Agroecosystem Model Simulations Reveal Spatial Variability in Relative Productivity in Biomass Sorghum and Maize in Iowa, USA
Keywords: Biomass Analytics, Field Data, Modeling
Bendorf, J., Heaton, E., Hartman, T., Aslan-Sungur, G., VanLoocke, A. Jul. 7, 2022. Data from: “Agrosystem Model Simulations Reveal Spatial Variability in Relative Productivity in Biomass Sorghum and Maize for Energy in Iowa, USA.” Iowa State University. DOI: 10.25380/iastate.14675565.v1.
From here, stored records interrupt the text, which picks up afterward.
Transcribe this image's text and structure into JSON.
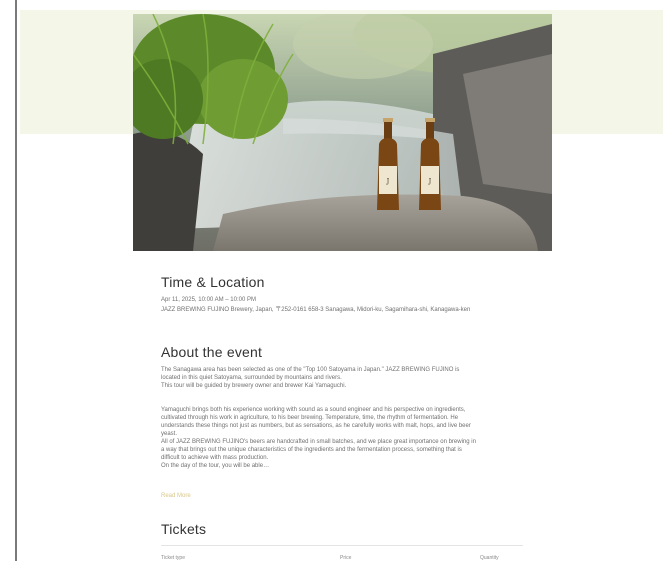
{
  "hero": {
    "image_alt": "Two bottles of JAZZ BREWING FUJINO beer on a rock beside a stream"
  },
  "time_location": {
    "title": "Time & Location",
    "datetime": "Apr 11, 2025, 10:00 AM – 10:00 PM",
    "address": "JAZZ BREWING FUJINO Brewery, Japan, 〒252-0161 658-3 Sanagawa, Midori-ku, Sagamihara-shi, Kanagawa-ken"
  },
  "about": {
    "title": "About the event",
    "p1_l1": "The Sanagawa area has been selected as one of the \"Top 100 Satoyama in Japan.\" JAZZ BREWING FUJINO is",
    "p1_l2": "located in this quiet Satoyama, surrounded by mountains and rivers.",
    "p1_l3": "This tour will be guided by brewery owner and brewer Kai Yamaguchi.",
    "p2_l1": "Yamaguchi brings both his experience working with sound as a sound engineer and his perspective on ingredients,",
    "p2_l2": "cultivated through his work in agriculture, to his beer brewing. Temperature, time, the rhythm of fermentation. He",
    "p2_l3": "understands these things not just as numbers, but as sensations, as he carefully works with malt, hops, and live beer",
    "p2_l4": "yeast.",
    "p2_l5": "All of JAZZ BREWING FUJINO's beers are handcrafted in small batches, and we place great importance on brewing in",
    "p2_l6": "a way that brings out the unique characteristics of the ingredients and the fermentation process, something that is",
    "p2_l7": "difficult to achieve with mass production.",
    "p2_l8": "On the day of the tour, you will be able…",
    "read_more": "Read More"
  },
  "tickets": {
    "title": "Tickets",
    "col_type": "Ticket type",
    "col_price": "Price",
    "col_quantity": "Quantity"
  }
}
Biomass sorghum (Sorghum bicolor L. Moench) is an annual C4 grass that has emerged as a candidate bioenergy crop but has not been widely grown in the United States. Corn (Zea mays L.), another annual C4 grass, has been produced on a large scale in the United States for biofuels. Iowa leads the nation in both corn and ethanol production. The high productivity of corn in Iowa creates the research question: could biomass sorghum be as or more productive than corn in the state in terms of bioenergy? Efforts to use crop models to fill the gaps left by field experimentation on biomass sorghum have also been limited thus far. To address our research question, we collected biophysical data on biomass sorghum grown in Iowa for two growing seasons, used them to develop a biomass sorghum module in an agroecosystem model (Agro-IBIS), and predict the potential performance of biomass sorghum across Iowa compared to maize. Despite dry conditions in 2019 and 2020, average biomass sorghum yields were 17.20 Mg ha−1. By comparison, average corn aboveground biomass was higher in 2020 (22.02 Mg ha−1). Soil cores indicated average belowground biomass of 1.46 Mg ha−1, with roots concentrated near the surface (73% of biomass above 50 cm in a 1 m core). When biomass sorghum model parameters were calibrated with measured values, model output was in close agreement with measured biomass (slope = 0.932, R2 = 0.91) and evapotranspiration (slope = 0.757, R2 = 0.64). Subsequent regional simulations revealed a notable latitudinal gradient in biomass sorghum yield, with a strong linear relationship between yield and seasonal growing degree-days (R2 = 0.89). When these yields were compared to simulated corn aboveground biomass yields, only 3.4% of the state had biomass sorghum yields that were significantly higher than corn. This number was reduced to 0.3% when comparing the crops in terms of energy ethanol yield. Thus, we conclude biomass sorghum must be improved to be competitive with corn as an annual biofuel crop in Iowa. This study provides a baseline against which to compare advancements in sorghum breeding for biomass and stress tolerance in Iowa.